Israel stepped up its attacks on the Gaza Strip, flattening a high-rise building used by the Hamas militant group and killing at least three militants in their hideouts on Tuesday as Palestinian rockets rained down almost nonstop on parts of Israel. Gaza authorities said the death toll from Israeli airstrikes has climbed to 43, including 13 children and three women. An Israel official also said one person has been killed and one seriously wounded by an anti-tank missile fired from the Gaza Strip. The conflict is the heaviest fighting between the bitter enemies since 2014, sparked by religious tensions in the contested city of Jerusalem including the threatened eviction of dozens of Palestinians by Jewish settlers. It showed no signs of slowing. Israeli Prime Minister Benjamin Netanyahu vowed to expand the offensive, while Gaza militants unleashed a fierce late-night barrage of rockets that set off air-raid sirens and explosions throughout the densely populated Tel Aviv metropolitan area.
What to know about the Israel, Hamas escalation as Biden faces pressure on Palestinian rights
Al-Aqsa mosque taken from prayer to violence: Divergent photos from one of Islam's holiest sites
Trump officials to defend actions on Jan. 6 riots in hearing
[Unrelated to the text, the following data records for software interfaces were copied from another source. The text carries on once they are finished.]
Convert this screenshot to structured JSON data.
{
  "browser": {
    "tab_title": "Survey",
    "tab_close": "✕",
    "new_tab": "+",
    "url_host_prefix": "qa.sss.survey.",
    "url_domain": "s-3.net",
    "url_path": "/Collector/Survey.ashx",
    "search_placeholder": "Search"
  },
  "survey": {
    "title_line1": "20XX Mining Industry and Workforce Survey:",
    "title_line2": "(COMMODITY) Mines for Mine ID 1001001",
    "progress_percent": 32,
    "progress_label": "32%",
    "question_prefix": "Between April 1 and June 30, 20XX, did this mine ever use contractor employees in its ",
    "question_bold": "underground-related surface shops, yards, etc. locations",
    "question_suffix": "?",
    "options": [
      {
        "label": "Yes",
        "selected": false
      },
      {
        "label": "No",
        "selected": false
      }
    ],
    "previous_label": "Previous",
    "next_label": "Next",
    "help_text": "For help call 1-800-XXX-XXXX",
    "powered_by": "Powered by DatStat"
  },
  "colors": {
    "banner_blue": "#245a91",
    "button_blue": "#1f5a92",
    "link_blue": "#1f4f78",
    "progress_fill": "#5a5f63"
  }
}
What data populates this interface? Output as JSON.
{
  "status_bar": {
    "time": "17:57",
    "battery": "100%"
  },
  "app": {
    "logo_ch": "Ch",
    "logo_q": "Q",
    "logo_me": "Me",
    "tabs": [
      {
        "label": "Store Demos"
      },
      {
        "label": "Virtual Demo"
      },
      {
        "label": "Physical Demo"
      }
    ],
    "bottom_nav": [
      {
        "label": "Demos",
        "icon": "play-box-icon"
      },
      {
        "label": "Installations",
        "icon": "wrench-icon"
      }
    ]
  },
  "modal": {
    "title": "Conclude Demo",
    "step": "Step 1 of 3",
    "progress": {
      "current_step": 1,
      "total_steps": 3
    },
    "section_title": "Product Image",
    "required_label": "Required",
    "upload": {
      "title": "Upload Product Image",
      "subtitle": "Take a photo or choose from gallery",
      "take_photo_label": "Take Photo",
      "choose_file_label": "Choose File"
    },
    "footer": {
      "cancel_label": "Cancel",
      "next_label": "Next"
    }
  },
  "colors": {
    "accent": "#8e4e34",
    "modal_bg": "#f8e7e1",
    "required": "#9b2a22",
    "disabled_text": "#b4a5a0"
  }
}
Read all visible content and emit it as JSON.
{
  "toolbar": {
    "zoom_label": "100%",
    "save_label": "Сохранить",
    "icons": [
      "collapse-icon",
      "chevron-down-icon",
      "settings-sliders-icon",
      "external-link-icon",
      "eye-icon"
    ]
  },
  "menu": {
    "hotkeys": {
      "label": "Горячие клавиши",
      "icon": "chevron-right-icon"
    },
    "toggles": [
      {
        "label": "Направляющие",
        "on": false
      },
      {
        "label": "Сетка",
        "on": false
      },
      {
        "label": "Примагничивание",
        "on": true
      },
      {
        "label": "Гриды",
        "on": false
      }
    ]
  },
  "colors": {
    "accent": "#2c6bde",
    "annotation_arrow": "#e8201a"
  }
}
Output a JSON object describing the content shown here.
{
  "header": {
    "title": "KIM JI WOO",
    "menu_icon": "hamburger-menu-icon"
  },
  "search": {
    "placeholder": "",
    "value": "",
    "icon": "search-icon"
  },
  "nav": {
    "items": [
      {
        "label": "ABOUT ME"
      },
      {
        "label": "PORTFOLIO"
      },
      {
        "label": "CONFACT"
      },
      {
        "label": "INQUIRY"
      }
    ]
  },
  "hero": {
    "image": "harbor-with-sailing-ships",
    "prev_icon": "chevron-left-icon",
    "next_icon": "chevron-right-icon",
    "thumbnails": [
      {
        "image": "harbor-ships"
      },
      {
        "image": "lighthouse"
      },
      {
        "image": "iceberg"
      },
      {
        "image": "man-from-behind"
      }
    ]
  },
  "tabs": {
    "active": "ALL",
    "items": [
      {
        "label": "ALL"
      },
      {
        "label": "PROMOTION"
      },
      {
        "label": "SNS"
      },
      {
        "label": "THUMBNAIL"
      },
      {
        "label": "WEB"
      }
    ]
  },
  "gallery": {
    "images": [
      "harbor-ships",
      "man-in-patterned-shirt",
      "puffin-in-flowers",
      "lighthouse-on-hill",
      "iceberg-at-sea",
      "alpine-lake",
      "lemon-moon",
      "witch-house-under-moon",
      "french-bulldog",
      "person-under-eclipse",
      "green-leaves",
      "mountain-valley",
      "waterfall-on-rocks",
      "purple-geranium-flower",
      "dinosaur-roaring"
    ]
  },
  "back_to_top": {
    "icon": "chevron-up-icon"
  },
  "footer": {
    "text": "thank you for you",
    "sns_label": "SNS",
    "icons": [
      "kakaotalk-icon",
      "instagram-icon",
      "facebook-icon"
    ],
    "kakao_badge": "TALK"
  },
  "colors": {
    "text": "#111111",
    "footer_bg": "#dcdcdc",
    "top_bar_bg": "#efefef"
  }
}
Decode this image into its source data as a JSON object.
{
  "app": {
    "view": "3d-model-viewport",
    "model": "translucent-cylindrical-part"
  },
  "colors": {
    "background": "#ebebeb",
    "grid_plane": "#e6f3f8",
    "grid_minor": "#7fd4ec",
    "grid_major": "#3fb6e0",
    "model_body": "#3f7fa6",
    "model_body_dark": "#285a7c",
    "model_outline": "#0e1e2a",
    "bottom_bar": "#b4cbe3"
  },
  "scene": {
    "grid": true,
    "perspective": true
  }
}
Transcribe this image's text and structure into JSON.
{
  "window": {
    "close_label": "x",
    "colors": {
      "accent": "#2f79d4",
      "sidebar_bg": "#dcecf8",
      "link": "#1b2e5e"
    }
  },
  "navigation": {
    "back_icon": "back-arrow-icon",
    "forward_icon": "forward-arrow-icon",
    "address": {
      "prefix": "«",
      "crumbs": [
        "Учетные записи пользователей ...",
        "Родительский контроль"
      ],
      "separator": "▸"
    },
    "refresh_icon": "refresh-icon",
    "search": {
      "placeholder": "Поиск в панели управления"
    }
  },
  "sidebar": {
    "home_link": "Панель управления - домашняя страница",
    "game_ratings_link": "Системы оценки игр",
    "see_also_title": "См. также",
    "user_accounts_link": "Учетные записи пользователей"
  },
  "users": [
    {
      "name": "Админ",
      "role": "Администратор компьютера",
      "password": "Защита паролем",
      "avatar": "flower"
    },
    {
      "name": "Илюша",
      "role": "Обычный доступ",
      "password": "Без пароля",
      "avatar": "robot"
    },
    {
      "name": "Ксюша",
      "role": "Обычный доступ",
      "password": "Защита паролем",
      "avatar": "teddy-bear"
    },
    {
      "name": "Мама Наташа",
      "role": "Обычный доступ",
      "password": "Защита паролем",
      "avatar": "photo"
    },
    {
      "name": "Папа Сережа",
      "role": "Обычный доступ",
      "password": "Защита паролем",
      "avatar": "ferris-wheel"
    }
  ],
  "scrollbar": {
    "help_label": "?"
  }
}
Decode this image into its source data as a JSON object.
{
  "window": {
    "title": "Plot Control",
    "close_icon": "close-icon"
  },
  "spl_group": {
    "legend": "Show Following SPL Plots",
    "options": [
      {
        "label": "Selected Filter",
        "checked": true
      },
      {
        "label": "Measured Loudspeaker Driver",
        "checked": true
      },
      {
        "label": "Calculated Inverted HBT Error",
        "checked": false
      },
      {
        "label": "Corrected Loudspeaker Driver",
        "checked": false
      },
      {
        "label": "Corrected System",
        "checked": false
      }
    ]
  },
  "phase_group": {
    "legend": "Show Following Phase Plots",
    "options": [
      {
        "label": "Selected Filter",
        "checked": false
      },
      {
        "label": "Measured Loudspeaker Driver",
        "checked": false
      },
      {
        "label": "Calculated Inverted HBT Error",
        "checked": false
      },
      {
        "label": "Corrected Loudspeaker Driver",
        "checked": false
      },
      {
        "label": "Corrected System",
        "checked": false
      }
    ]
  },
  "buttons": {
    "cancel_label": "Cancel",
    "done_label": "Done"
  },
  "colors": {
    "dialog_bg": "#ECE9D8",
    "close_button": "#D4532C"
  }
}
Two senior Trump administration officials plan to defend their actions during the Jan. 6 riots at the U.S. Capitol when they appear before Congress on Wednesday. Former acting Defense Secretary Christopher Miller will tell the House Oversight Committee that he was concerned before the insurrection that sending troops to the building could fan fears of a military coup and cause a repeat of the Kent State shootings – which saw Ohio National Guard members fire into a crowd at Kent State University, killing four in 1970 – according to a copy of prepared remarks obtained by The Associated Press. Miller will be joined by former acting Attorney General Jeffrey Rosen, who is also testifying for the first time about the Justice Department's role in the run-up to the riot.
'A colossal failure': How were pro-Trump rioters able to breach Capitol security?
'Clear the Capitol': Vice President Mike Pence pleaded, according to timeline of riot
Previous coverage: Top officials say they did not see FBI warning of calls for violence
Contributing: The Associated Press
This article originally appeared on USA TODAY: Liz Cheney vote, Pfizer vaccine meeting: 5 things to know Wednesday